Excerpts from an interface dataset:
_____

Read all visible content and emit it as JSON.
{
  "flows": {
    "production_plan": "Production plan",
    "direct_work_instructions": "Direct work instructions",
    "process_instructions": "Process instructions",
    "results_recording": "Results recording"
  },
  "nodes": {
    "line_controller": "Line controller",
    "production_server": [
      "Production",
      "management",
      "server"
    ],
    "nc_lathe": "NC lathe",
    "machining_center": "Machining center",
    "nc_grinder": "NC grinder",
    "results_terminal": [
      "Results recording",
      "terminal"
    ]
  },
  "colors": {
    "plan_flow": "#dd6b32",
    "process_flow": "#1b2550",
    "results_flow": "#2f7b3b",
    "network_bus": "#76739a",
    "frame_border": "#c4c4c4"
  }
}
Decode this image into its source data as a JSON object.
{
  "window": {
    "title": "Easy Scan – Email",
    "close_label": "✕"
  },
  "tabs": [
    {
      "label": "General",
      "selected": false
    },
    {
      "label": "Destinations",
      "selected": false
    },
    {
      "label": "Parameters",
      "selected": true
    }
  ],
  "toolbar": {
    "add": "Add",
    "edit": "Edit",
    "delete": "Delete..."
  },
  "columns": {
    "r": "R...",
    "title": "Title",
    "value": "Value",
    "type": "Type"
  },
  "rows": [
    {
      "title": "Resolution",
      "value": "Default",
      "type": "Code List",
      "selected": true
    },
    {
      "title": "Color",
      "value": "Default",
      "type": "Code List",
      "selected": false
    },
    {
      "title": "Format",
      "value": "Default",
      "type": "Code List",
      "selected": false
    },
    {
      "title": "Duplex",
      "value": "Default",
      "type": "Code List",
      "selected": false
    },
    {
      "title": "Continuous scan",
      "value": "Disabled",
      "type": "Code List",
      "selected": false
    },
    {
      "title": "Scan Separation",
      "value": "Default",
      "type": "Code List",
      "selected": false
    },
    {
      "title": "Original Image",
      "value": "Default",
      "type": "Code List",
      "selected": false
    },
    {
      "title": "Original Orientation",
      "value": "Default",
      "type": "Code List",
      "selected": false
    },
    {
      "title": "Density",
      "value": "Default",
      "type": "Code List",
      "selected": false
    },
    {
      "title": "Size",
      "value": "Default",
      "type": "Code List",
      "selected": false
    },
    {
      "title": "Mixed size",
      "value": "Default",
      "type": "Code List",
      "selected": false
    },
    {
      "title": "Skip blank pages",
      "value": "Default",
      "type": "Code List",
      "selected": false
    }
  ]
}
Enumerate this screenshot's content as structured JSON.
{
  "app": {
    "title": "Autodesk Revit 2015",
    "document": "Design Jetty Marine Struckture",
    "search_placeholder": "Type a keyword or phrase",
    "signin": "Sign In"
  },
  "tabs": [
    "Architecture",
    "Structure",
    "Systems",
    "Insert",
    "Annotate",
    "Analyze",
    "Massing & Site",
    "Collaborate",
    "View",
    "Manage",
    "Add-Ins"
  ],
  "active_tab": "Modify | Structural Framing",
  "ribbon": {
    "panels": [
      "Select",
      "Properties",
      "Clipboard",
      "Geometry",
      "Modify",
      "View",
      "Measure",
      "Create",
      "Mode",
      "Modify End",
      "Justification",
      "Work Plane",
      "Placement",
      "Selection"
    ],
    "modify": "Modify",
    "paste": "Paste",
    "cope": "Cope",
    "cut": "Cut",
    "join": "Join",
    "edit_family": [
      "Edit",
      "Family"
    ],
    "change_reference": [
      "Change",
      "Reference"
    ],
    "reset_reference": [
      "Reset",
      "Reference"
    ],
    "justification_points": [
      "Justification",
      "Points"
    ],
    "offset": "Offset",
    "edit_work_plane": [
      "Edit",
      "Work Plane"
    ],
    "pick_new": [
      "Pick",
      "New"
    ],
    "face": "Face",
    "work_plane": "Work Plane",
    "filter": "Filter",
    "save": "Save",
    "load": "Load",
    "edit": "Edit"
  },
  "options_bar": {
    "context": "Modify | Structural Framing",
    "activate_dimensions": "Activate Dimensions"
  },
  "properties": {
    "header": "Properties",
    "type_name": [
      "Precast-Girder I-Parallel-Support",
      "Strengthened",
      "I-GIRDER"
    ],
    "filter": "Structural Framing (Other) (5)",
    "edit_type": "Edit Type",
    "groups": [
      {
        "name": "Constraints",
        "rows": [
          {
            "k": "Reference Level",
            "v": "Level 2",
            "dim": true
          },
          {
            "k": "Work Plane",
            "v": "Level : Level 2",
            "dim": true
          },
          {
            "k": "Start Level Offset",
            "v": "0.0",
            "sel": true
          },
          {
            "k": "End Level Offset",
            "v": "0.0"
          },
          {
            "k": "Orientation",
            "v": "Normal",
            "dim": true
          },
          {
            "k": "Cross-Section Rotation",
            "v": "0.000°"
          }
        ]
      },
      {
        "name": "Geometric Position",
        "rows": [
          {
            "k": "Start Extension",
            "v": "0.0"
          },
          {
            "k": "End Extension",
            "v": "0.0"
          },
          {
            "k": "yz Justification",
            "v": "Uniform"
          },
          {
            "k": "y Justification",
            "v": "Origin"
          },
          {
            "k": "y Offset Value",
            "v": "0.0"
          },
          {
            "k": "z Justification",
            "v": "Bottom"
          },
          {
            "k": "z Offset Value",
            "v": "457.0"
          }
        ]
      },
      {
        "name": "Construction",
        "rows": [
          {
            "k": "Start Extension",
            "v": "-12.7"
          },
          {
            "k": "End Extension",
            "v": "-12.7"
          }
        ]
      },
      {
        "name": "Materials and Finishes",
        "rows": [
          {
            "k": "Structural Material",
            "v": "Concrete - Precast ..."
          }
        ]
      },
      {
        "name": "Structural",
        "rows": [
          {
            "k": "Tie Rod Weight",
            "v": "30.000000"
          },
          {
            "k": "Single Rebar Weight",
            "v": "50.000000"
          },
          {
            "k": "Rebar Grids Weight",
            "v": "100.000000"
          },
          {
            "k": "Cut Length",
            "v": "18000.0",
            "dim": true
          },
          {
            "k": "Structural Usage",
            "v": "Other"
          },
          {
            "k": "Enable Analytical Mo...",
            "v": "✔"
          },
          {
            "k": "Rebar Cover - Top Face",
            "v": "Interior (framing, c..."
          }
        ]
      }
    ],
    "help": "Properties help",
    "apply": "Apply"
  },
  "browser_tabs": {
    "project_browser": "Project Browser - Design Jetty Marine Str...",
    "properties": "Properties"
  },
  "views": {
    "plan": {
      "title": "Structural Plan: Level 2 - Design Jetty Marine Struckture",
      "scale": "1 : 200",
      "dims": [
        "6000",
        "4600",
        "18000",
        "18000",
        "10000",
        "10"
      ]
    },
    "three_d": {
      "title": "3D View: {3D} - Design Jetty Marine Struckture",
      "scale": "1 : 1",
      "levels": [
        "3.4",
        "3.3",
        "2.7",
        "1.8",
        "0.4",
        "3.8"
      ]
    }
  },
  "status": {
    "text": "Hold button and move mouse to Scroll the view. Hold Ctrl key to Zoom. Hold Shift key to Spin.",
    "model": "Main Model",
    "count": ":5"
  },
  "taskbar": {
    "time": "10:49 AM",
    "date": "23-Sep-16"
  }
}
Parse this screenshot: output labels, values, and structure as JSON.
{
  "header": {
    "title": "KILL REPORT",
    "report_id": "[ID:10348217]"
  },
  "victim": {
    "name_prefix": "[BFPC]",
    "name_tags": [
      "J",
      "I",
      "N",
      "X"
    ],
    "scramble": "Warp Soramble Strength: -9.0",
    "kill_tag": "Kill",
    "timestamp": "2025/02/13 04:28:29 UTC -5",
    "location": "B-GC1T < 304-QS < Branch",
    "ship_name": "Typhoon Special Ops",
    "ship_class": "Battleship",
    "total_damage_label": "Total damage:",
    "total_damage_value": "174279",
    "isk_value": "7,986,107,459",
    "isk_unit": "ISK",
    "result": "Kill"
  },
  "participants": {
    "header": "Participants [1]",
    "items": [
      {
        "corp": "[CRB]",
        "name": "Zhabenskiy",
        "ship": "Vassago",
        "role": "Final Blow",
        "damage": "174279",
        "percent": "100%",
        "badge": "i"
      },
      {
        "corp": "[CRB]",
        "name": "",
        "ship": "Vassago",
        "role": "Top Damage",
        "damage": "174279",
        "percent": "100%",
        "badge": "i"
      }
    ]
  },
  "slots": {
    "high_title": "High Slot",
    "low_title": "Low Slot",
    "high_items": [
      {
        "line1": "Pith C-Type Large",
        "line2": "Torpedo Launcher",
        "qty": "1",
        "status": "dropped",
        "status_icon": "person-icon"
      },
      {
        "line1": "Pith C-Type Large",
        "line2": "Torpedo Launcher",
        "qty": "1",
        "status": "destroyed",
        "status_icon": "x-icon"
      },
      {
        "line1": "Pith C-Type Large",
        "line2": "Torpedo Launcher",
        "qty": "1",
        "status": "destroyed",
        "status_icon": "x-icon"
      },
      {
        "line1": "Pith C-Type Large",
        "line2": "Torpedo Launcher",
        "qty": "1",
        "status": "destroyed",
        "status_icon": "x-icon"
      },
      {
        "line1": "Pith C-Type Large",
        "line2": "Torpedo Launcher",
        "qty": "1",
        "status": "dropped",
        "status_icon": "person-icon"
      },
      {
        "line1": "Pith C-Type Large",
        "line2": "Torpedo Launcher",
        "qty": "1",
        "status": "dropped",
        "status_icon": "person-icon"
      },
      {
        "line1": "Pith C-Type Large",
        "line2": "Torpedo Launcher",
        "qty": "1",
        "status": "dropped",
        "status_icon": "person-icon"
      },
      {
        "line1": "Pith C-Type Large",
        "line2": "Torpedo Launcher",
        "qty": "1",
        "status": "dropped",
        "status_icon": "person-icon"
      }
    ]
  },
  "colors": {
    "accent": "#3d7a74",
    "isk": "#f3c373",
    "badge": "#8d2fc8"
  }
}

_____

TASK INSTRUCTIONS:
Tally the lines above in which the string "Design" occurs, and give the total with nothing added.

OUTPUT BELOW:
4